**DATA LISTING:**

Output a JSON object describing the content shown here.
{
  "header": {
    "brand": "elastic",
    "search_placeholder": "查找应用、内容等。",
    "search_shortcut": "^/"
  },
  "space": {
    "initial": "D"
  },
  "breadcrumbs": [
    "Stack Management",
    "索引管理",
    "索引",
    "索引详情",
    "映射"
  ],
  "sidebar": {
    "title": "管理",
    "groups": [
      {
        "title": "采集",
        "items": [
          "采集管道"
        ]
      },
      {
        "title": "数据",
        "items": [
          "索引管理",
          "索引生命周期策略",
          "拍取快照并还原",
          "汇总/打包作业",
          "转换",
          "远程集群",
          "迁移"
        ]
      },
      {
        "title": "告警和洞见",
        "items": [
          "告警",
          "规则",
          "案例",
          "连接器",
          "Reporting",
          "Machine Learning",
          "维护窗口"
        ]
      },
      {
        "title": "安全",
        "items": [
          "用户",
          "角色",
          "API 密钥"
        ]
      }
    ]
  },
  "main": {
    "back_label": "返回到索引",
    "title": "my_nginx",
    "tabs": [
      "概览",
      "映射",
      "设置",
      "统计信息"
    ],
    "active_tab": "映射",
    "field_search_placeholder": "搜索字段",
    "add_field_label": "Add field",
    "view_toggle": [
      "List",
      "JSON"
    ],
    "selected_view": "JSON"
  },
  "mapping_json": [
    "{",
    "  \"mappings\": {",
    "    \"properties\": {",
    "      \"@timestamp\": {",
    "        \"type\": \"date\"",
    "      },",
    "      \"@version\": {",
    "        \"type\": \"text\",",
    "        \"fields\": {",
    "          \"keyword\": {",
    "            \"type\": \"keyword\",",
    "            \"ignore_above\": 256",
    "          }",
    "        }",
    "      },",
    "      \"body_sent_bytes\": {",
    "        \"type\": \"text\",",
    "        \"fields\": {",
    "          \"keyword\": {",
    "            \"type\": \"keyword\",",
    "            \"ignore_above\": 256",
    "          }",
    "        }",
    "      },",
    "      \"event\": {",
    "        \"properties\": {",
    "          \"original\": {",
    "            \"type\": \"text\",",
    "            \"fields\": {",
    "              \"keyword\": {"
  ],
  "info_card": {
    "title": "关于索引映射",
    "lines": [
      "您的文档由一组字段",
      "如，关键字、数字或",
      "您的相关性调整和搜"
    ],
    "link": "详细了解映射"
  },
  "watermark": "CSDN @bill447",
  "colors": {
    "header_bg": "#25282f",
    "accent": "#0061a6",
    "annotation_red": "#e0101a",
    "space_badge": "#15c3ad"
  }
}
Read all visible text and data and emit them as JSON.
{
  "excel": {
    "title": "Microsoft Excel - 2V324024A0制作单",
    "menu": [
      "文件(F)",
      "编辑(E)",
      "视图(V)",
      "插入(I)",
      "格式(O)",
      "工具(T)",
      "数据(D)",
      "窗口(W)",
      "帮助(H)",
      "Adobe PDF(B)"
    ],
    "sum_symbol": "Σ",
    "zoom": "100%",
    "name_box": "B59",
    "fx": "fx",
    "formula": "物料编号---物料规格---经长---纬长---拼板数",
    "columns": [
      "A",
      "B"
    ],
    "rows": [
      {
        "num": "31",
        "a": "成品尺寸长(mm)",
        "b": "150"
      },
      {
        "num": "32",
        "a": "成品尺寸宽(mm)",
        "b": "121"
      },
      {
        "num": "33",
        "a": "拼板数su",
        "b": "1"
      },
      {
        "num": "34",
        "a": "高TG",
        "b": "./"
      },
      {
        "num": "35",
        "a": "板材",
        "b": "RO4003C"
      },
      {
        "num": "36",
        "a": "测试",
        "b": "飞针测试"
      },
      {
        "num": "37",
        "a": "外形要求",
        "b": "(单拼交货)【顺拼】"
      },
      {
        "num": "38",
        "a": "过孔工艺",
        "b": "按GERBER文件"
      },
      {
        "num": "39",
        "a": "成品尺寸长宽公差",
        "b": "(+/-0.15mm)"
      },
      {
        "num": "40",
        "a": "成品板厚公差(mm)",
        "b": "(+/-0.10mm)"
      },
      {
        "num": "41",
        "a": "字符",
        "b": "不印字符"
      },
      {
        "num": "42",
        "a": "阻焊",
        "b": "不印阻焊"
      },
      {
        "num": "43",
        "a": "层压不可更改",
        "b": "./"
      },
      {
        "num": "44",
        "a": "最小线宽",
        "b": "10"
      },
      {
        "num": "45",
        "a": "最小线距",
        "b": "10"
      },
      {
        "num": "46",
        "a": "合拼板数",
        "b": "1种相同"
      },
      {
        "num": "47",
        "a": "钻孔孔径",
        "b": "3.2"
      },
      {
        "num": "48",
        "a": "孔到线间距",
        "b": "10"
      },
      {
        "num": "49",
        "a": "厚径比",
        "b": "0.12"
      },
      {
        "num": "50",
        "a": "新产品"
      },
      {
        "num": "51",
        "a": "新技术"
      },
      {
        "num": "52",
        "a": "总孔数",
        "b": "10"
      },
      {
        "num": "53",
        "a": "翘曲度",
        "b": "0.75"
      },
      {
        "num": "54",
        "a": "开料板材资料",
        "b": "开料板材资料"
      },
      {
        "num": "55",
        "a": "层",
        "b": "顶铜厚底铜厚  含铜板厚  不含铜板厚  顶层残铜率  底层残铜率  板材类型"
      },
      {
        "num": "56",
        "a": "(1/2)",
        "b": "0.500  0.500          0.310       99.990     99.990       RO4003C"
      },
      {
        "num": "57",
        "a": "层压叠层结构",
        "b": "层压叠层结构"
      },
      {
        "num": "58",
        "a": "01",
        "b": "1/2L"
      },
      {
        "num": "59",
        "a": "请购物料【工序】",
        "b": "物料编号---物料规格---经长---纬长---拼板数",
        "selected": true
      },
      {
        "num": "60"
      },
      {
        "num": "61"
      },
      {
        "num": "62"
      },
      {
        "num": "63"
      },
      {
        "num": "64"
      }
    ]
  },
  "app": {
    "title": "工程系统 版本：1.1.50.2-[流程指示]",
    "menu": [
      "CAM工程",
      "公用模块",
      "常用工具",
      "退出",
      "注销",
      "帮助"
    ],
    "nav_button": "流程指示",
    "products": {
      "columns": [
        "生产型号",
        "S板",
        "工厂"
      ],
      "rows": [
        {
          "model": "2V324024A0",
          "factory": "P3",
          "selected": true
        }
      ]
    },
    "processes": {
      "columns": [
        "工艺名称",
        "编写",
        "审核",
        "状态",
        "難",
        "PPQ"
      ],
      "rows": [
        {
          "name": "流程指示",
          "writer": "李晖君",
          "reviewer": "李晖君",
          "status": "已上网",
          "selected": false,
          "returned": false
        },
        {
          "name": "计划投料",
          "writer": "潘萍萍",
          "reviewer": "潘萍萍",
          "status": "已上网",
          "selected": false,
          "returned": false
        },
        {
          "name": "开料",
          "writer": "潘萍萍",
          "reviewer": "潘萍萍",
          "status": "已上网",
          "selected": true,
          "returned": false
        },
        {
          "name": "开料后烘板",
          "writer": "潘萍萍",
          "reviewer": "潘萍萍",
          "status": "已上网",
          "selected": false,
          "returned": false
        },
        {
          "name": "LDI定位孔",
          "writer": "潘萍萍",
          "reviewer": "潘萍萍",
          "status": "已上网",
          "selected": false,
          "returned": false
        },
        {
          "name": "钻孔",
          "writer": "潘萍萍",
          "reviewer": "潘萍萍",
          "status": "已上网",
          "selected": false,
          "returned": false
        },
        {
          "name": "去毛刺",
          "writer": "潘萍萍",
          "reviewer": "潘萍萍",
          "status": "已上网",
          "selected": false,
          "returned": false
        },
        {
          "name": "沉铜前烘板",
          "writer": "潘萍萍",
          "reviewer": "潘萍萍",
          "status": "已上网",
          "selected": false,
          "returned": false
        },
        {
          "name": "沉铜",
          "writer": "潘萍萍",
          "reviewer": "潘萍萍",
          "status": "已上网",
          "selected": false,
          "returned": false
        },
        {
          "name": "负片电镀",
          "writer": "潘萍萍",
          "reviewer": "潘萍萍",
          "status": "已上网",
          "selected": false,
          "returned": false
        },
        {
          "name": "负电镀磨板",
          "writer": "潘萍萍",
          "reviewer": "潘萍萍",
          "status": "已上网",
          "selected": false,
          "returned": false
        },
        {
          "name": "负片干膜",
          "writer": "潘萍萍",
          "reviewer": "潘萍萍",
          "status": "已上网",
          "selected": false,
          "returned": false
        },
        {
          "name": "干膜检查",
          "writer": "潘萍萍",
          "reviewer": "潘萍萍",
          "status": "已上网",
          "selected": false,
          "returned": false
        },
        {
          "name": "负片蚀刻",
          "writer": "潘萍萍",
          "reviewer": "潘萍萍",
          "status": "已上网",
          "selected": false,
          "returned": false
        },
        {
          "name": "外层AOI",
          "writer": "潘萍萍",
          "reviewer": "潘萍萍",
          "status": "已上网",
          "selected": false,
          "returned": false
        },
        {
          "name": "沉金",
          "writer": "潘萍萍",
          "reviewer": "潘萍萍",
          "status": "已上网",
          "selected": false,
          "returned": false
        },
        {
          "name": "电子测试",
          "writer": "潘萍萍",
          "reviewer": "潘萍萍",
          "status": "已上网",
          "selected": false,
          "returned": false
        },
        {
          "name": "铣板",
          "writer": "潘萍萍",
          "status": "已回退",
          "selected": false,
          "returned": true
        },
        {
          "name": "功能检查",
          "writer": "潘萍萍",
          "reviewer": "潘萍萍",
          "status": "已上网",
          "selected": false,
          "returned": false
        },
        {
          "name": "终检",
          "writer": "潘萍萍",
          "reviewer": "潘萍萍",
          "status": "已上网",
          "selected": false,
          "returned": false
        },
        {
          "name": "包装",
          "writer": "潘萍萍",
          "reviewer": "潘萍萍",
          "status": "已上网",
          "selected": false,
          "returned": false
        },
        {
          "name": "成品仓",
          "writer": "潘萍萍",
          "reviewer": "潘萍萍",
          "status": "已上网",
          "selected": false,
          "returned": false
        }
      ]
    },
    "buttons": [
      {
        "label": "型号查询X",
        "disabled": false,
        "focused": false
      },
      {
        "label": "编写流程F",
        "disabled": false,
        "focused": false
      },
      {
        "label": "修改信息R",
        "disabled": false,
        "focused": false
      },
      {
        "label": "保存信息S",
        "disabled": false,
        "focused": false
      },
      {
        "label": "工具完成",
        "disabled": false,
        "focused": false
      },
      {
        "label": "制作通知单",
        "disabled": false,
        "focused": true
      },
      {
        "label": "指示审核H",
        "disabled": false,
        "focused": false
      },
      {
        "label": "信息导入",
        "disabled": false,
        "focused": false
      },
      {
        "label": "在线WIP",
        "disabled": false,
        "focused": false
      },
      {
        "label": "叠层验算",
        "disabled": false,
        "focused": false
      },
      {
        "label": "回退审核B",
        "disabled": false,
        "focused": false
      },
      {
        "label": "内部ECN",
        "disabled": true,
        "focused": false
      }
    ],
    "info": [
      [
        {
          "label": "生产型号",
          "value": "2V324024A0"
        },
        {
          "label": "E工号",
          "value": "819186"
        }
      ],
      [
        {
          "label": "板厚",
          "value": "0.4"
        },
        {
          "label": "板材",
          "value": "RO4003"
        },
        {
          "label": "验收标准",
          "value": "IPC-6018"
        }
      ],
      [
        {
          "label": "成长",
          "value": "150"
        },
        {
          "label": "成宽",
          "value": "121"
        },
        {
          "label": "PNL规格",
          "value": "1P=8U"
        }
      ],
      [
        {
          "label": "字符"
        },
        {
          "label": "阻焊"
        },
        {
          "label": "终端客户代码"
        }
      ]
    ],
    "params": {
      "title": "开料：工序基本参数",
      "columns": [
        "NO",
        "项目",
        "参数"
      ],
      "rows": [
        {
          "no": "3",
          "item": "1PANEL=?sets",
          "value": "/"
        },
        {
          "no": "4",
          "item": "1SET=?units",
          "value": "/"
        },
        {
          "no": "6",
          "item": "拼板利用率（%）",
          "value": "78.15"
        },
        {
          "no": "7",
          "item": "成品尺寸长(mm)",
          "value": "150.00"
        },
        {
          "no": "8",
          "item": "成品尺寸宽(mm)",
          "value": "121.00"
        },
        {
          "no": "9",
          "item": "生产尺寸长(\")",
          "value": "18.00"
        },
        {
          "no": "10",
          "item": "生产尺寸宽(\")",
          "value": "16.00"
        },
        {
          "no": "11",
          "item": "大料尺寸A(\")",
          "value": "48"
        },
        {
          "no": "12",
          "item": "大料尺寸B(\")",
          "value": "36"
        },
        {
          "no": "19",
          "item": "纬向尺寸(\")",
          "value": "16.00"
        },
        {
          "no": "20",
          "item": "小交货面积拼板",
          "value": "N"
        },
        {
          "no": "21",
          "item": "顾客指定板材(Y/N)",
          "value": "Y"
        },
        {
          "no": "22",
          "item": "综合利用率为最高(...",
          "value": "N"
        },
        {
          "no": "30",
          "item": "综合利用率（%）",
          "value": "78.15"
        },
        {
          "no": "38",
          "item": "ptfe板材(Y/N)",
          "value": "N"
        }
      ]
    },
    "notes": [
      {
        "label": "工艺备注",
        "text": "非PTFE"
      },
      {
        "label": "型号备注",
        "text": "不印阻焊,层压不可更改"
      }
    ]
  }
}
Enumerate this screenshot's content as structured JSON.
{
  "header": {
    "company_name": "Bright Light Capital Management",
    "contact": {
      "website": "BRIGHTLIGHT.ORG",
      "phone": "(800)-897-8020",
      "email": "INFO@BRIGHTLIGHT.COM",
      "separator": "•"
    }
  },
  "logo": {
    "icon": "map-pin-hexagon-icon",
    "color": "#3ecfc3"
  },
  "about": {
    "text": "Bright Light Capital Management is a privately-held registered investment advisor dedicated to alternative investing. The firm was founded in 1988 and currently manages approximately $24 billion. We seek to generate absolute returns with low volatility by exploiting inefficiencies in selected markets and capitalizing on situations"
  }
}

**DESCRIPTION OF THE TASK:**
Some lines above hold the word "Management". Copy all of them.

**RESULT BELOW:**
    "Stack Management",
    "company_name": "Bright Light Capital Management",
    "text": "Bright Light Capital Management is a privately-held registered investment advisor dedicated to alternative investing. The firm was founded in 1988 and currently manages approximately $24 billion. We seek to generate absolute returns with low volatility by exploiting inefficiencies in selected markets and capitalizing on situations"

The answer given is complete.